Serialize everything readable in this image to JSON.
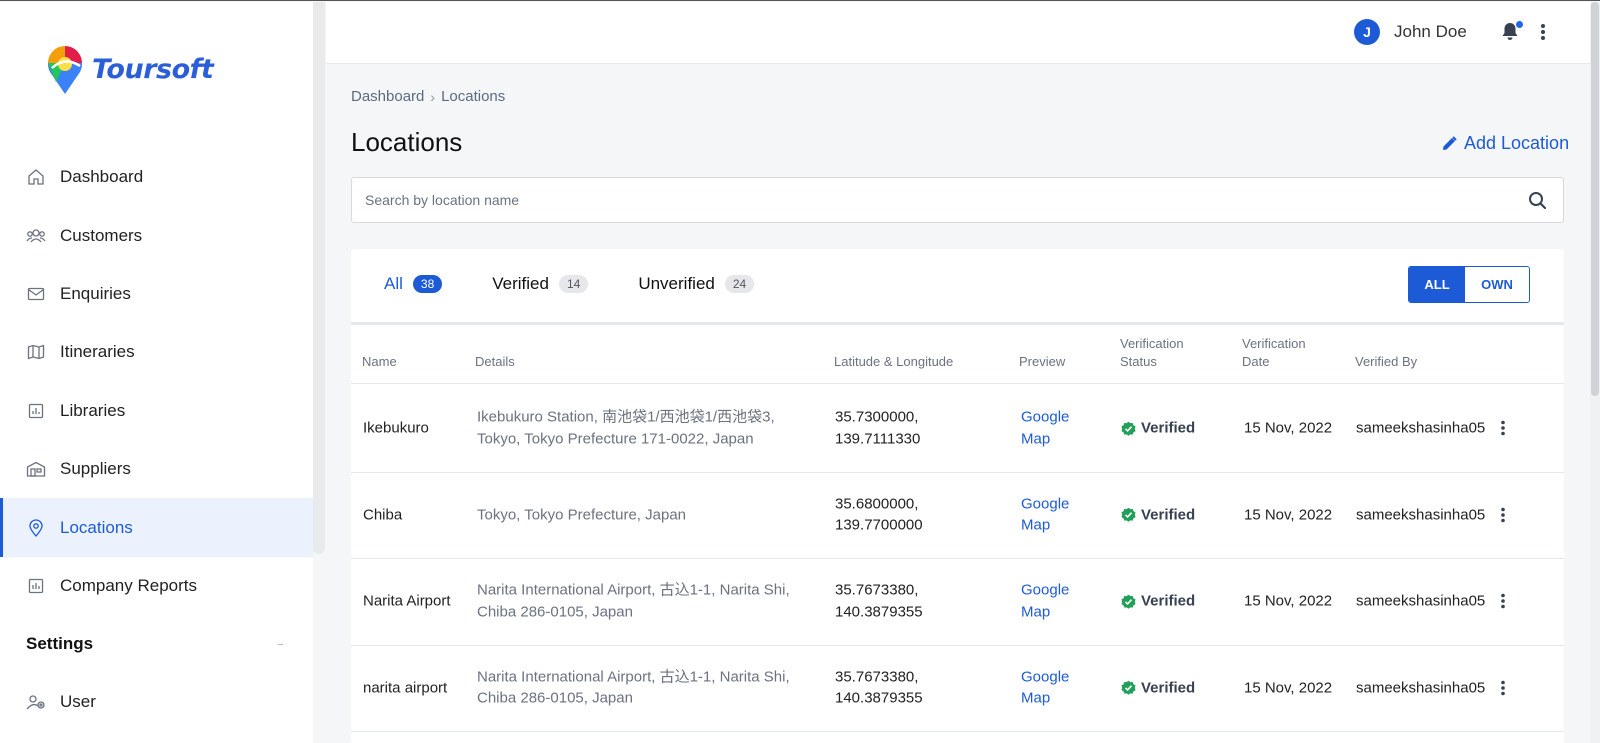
{
  "brand": {
    "name": "Toursoft"
  },
  "sidebar": {
    "items": [
      {
        "label": "Dashboard",
        "icon": "home-icon"
      },
      {
        "label": "Customers",
        "icon": "users-icon"
      },
      {
        "label": "Enquiries",
        "icon": "mail-icon"
      },
      {
        "label": "Itineraries",
        "icon": "map-icon"
      },
      {
        "label": "Libraries",
        "icon": "chart-icon"
      },
      {
        "label": "Suppliers",
        "icon": "building-icon"
      },
      {
        "label": "Locations",
        "icon": "pin-icon",
        "active": true
      },
      {
        "label": "Company Reports",
        "icon": "report-icon"
      }
    ],
    "settings_heading": "Settings",
    "settings_items": [
      {
        "label": "User",
        "icon": "user-gear-icon"
      }
    ]
  },
  "topbar": {
    "user_initial": "J",
    "user_name": "John Doe"
  },
  "breadcrumb": {
    "root": "Dashboard",
    "current": "Locations"
  },
  "page": {
    "title": "Locations",
    "add_label": "Add Location"
  },
  "search": {
    "placeholder": "Search by location name",
    "value": ""
  },
  "tabs": [
    {
      "label": "All",
      "count": "38",
      "active": true
    },
    {
      "label": "Verified",
      "count": "14"
    },
    {
      "label": "Unverified",
      "count": "24"
    }
  ],
  "filter_toggle": {
    "all": "ALL",
    "own": "OWN",
    "selected": "ALL"
  },
  "table": {
    "headers": {
      "name": "Name",
      "details": "Details",
      "latlng": "Latitude & Longitude",
      "preview": "Preview",
      "status_1": "Verification",
      "status_2": "Status",
      "date_1": "Verification",
      "date_2": "Date",
      "verified_by": "Verified By"
    },
    "rows": [
      {
        "name": "Ikebukuro",
        "details": "Ikebukuro Station, 南池袋1/西池袋1/西池袋3, Tokyo, Tokyo Prefecture 171-0022, Japan",
        "lat": "35.7300000,",
        "lng": "139.7111330",
        "preview": "Google Map",
        "status": "Verified",
        "date": "15 Nov, 2022",
        "verified_by": "sameekshasinha05"
      },
      {
        "name": "Chiba",
        "details": "Tokyo, Tokyo Prefecture, Japan",
        "lat": "35.6800000,",
        "lng": "139.7700000",
        "preview": "Google Map",
        "status": "Verified",
        "date": "15 Nov, 2022",
        "verified_by": "sameekshasinha05"
      },
      {
        "name": "Narita Airport",
        "details": "Narita International Airport, 古込1-1, Narita Shi, Chiba 286-0105, Japan",
        "lat": "35.7673380,",
        "lng": "140.3879355",
        "preview": "Google Map",
        "status": "Verified",
        "date": "15 Nov, 2022",
        "verified_by": "sameekshasinha05"
      },
      {
        "name": "narita airport",
        "details": "Narita International Airport, 古込1-1, Narita Shi, Chiba 286-0105, Japan",
        "lat": "35.7673380,",
        "lng": "140.3879355",
        "preview": "Google Map",
        "status": "Verified",
        "date": "15 Nov, 2022",
        "verified_by": "sameekshasinha05"
      }
    ]
  },
  "colors": {
    "accent": "#1d5bd6",
    "verified": "#22a05a"
  }
}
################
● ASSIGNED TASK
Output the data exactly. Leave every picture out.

● ANSWER TO THIS TASK
Serialize everything readable in this image to JSON.
{
  "brand": {
    "name": "Toursoft"
  },
  "sidebar": {
    "items": [
      {
        "label": "Dashboard",
        "icon": "home-icon"
      },
      {
        "label": "Customers",
        "icon": "users-icon"
      },
      {
        "label": "Enquiries",
        "icon": "mail-icon"
      },
      {
        "label": "Itineraries",
        "icon": "map-icon"
      },
      {
        "label": "Libraries",
        "icon": "chart-icon"
      },
      {
        "label": "Suppliers",
        "icon": "building-icon"
      },
      {
        "label": "Locations",
        "icon": "pin-icon",
        "active": true
      },
      {
        "label": "Company Reports",
        "icon": "report-icon"
      }
    ],
    "settings_heading": "Settings",
    "settings_items": [
      {
        "label": "User",
        "icon": "user-gear-icon"
      }
    ]
  },
  "topbar": {
    "user_initial": "J",
    "user_name": "John Doe"
  },
  "breadcrumb": {
    "root": "Dashboard",
    "current": "Locations"
  },
  "page": {
    "title": "Locations",
    "add_label": "Add Location"
  },
  "search": {
    "placeholder": "Search by location name",
    "value": ""
  },
  "tabs": [
    {
      "label": "All",
      "count": "38",
      "active": true
    },
    {
      "label": "Verified",
      "count": "14"
    },
    {
      "label": "Unverified",
      "count": "24"
    }
  ],
  "filter_toggle": {
    "all": "ALL",
    "own": "OWN",
    "selected": "ALL"
  },
  "table": {
    "headers": {
      "name": "Name",
      "details": "Details",
      "latlng": "Latitude & Longitude",
      "preview": "Preview",
      "status_1": "Verification",
      "status_2": "Status",
      "date_1": "Verification",
      "date_2": "Date",
      "verified_by": "Verified By"
    },
    "rows": [
      {
        "name": "Ikebukuro",
        "details": "Ikebukuro Station, 南池袋1/西池袋1/西池袋3, Tokyo, Tokyo Prefecture 171-0022, Japan",
        "lat": "35.7300000,",
        "lng": "139.7111330",
        "preview": "Google Map",
        "status": "Verified",
        "date": "15 Nov, 2022",
        "verified_by": "sameekshasinha05"
      },
      {
        "name": "Chiba",
        "details": "Tokyo, Tokyo Prefecture, Japan",
        "lat": "35.6800000,",
        "lng": "139.7700000",
        "preview": "Google Map",
        "status": "Verified",
        "date": "15 Nov, 2022",
        "verified_by": "sameekshasinha05"
      },
      {
        "name": "Narita Airport",
        "details": "Narita International Airport, 古込1-1, Narita Shi, Chiba 286-0105, Japan",
        "lat": "35.7673380,",
        "lng": "140.3879355",
        "preview": "Google Map",
        "status": "Verified",
        "date": "15 Nov, 2022",
        "verified_by": "sameekshasinha05"
      },
      {
        "name": "narita airport",
        "details": "Narita International Airport, 古込1-1, Narita Shi, Chiba 286-0105, Japan",
        "lat": "35.7673380,",
        "lng": "140.3879355",
        "preview": "Google Map",
        "status": "Verified",
        "date": "15 Nov, 2022",
        "verified_by": "sameekshasinha05"
      }
    ]
  },
  "colors": {
    "accent": "#1d5bd6",
    "verified": "#22a05a"
  }
}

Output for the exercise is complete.